If you've ever found yourself reading a paragraph over and over without retaining the information, anxiety may be getting the best of you. It's difficult for students to learn when there's unmanaged anxiety about your to-do-list. If anxiety is a roadblock, first practice grounding exercises and deep breathing to become more mindfully in the present as you're studying.

Some examples of grounding are smelling aromatherapy, feeling both feet firmly planted on the ground and your body against the chair, or splashing your face with water. Students can also keep a journal or notepad next to them to jot down items they're worried about for the next day. Visually putting those anxious thoughts onto a physical paper can help contain the worry so you can focus completely on the present.

~ Maryann W. Mathai, LPCC, LMHC, LPC, NCC, Licensed Professional Clinical Counselor,

26. Pace yourself

Cramming does not work. Study in small sessions for about a week before an assessment. This gives you time to ask questions that come up while studying and keeps you from becoming overwhelmed. Most courses offer a study guide for tests. Study guides help students in two ways.

First, finding the answers to the study guide questions forces students to re-read notes and reinforces what was learned (this is studying!). Second, it gives students a good idea of what they know and don't know, therefore focusing future studying. Third, it puts all the information in one place for them. If a study guide is not provided by the teacher - make one yourself (this is a study technique)!

~ Shelby Maguire MA, Ed, Veteran AZ High School Science Teacher

27. Ask your teacher what to concentrate on

This a totally underutilized study tip! Teachers know the material better than anyone. They also know what you struggle with as a learner better than anyone. Before a big test, check in with them and ask them, What do you think I need to study most?

Teachers love it when kids take the initiative and show us they really want to do well.

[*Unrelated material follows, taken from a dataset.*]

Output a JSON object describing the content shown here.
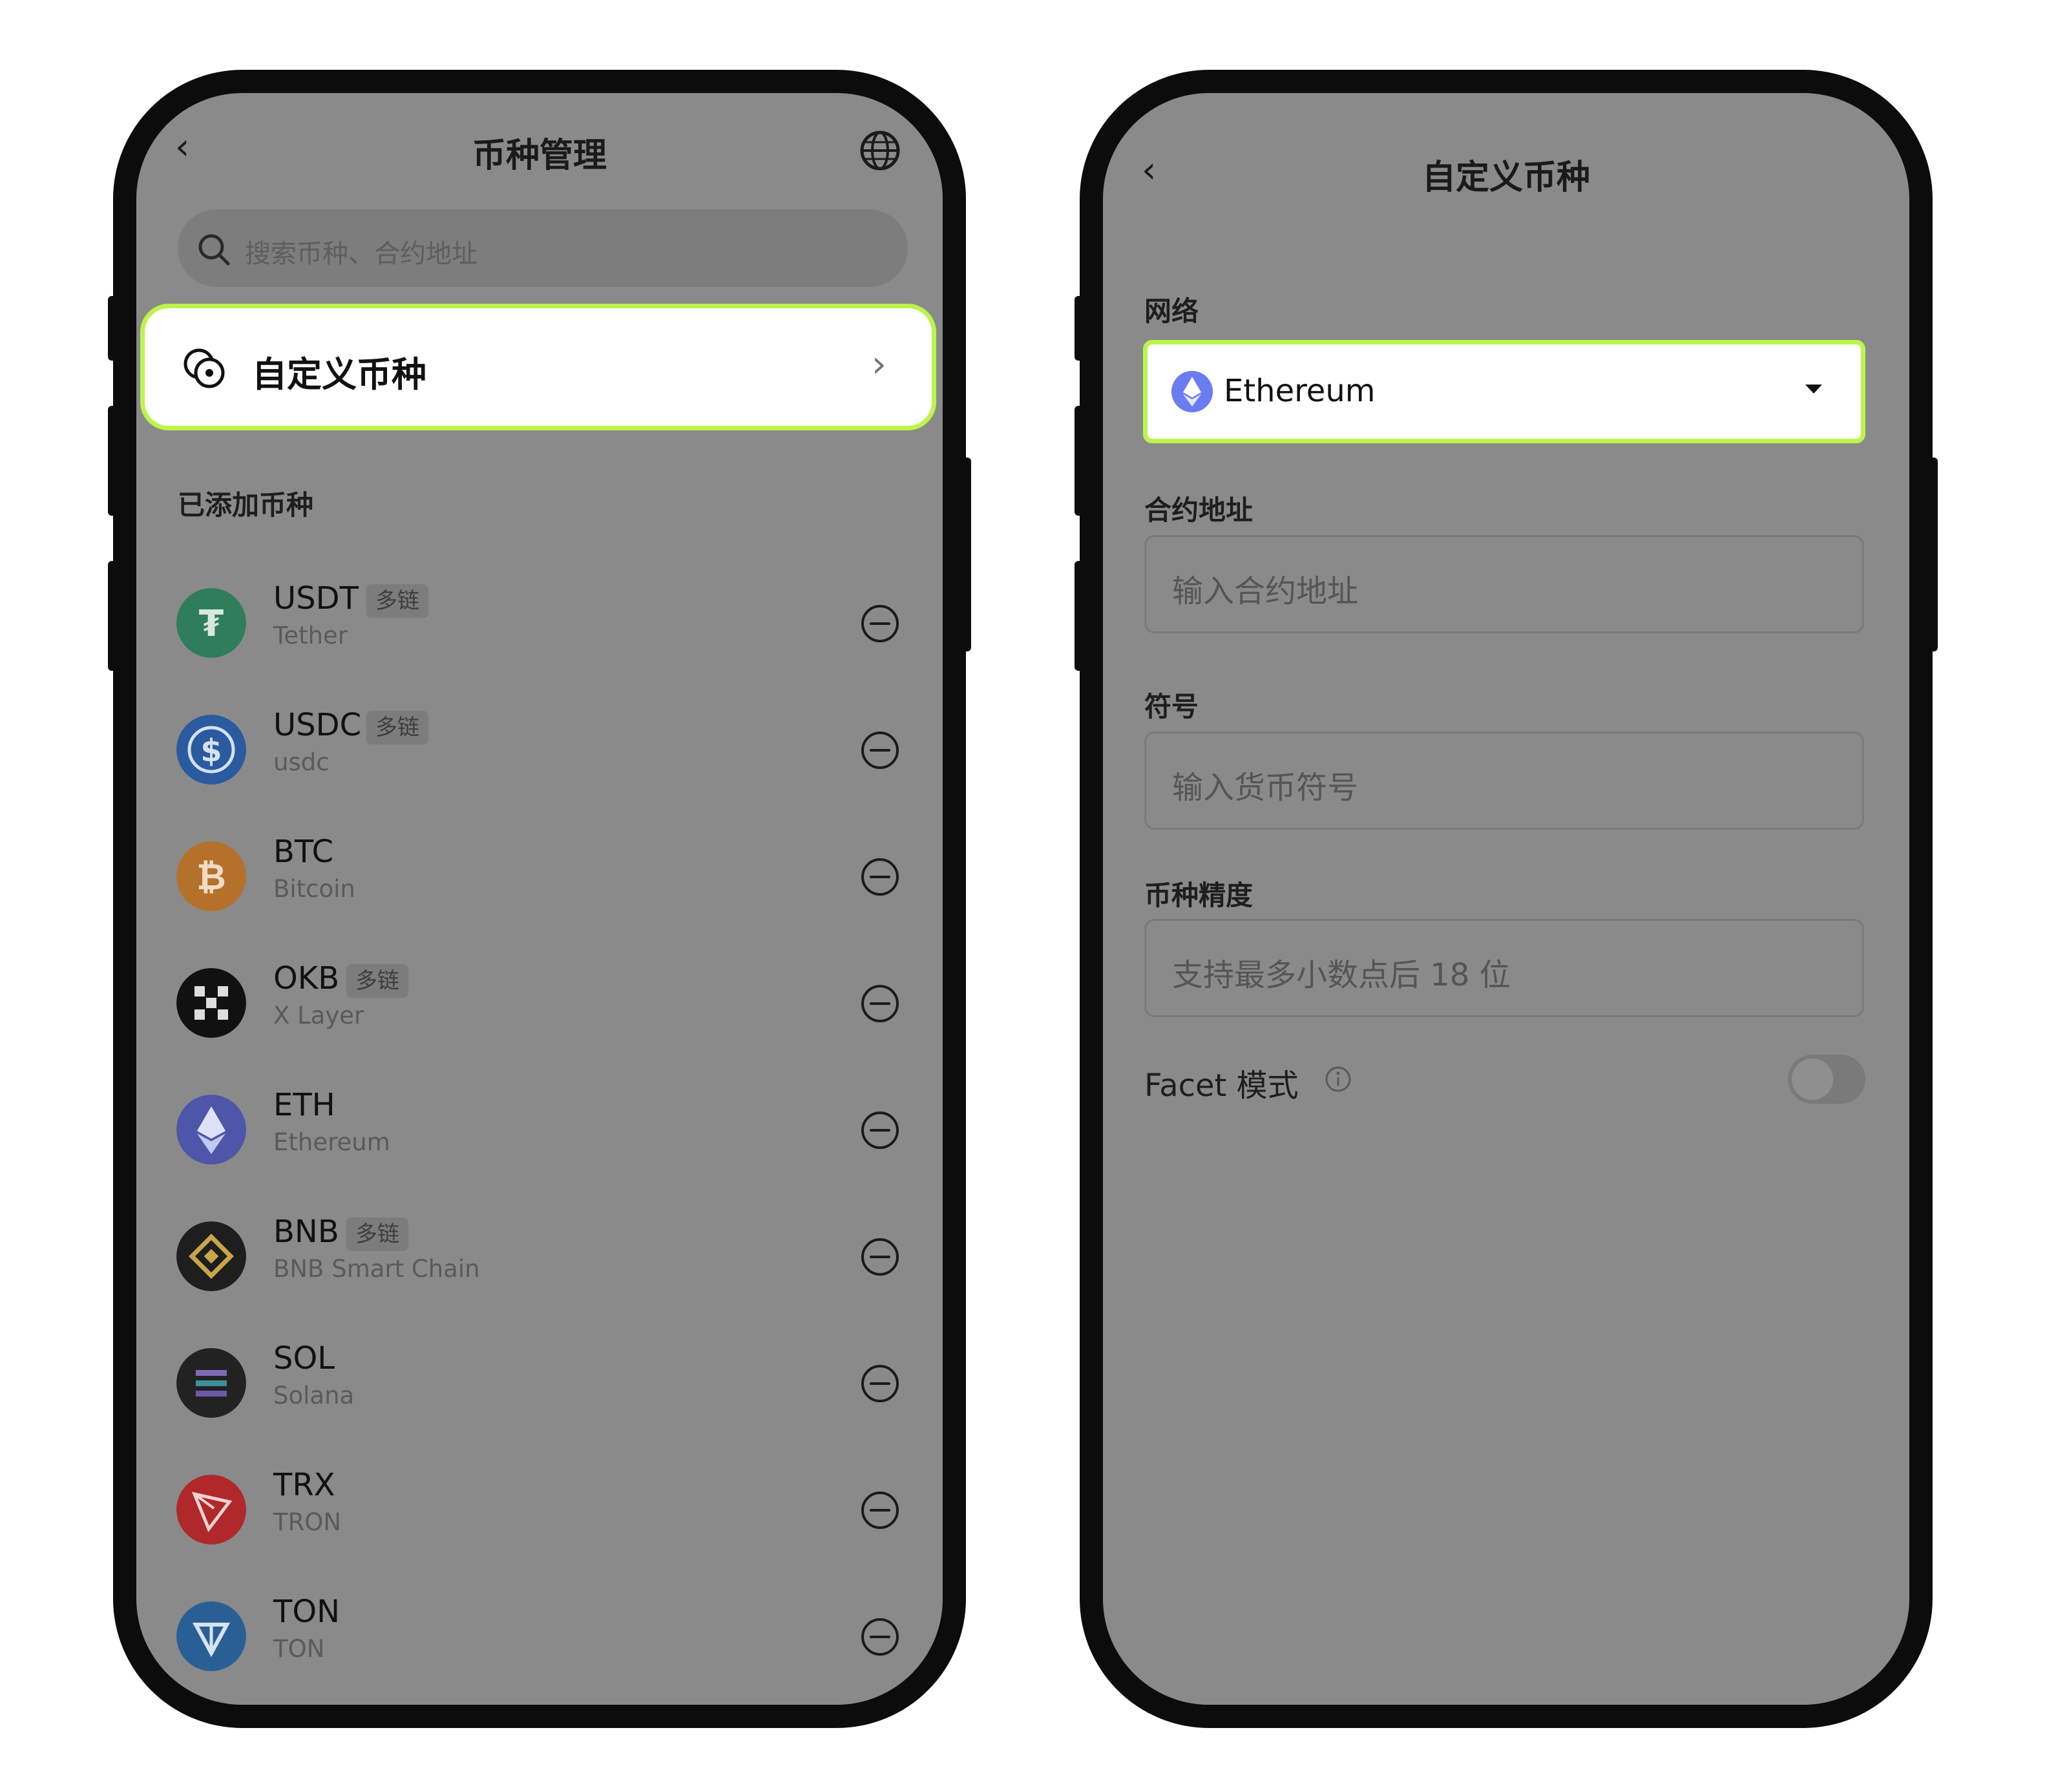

~ Emily Morrison, High School English Teacher, Mother, and Grad Instructor,

Happy studying and good luck on the test!


bottom of page